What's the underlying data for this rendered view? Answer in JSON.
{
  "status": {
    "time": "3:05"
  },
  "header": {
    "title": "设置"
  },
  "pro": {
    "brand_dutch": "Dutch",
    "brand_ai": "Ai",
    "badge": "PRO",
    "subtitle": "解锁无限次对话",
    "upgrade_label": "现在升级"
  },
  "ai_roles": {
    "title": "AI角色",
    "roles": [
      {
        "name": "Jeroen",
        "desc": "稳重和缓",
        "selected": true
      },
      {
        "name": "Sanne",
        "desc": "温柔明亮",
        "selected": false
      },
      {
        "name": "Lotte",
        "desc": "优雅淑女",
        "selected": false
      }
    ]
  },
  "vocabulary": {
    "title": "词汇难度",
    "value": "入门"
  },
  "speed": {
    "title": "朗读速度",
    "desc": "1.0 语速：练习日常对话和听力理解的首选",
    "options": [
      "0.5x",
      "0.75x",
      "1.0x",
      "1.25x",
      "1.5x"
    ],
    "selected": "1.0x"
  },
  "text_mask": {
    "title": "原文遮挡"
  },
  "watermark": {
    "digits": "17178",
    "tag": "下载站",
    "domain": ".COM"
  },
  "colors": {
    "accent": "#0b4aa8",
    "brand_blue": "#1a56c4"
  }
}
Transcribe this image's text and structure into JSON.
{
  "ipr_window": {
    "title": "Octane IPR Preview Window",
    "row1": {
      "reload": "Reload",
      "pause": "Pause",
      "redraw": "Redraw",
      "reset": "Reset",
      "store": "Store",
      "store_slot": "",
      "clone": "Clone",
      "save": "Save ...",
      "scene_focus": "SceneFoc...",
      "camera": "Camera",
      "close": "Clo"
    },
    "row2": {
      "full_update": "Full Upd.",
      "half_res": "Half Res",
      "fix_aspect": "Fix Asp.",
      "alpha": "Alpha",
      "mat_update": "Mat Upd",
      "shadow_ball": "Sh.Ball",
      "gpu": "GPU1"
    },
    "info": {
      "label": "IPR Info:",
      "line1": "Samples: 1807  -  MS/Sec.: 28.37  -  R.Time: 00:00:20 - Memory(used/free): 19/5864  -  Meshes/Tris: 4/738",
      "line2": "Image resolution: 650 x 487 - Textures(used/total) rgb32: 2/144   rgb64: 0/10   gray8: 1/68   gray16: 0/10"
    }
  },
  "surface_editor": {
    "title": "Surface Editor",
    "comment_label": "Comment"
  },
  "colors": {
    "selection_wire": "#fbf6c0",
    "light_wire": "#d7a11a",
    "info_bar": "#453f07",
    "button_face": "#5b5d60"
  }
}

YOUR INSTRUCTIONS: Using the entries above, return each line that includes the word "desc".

YOUR SOLUTION:
        "desc": "稳重和缓",
        "desc": "温柔明亮",
        "desc": "优雅淑女",
    "desc": "1.0 语速：练习日常对话和听力理解的首选",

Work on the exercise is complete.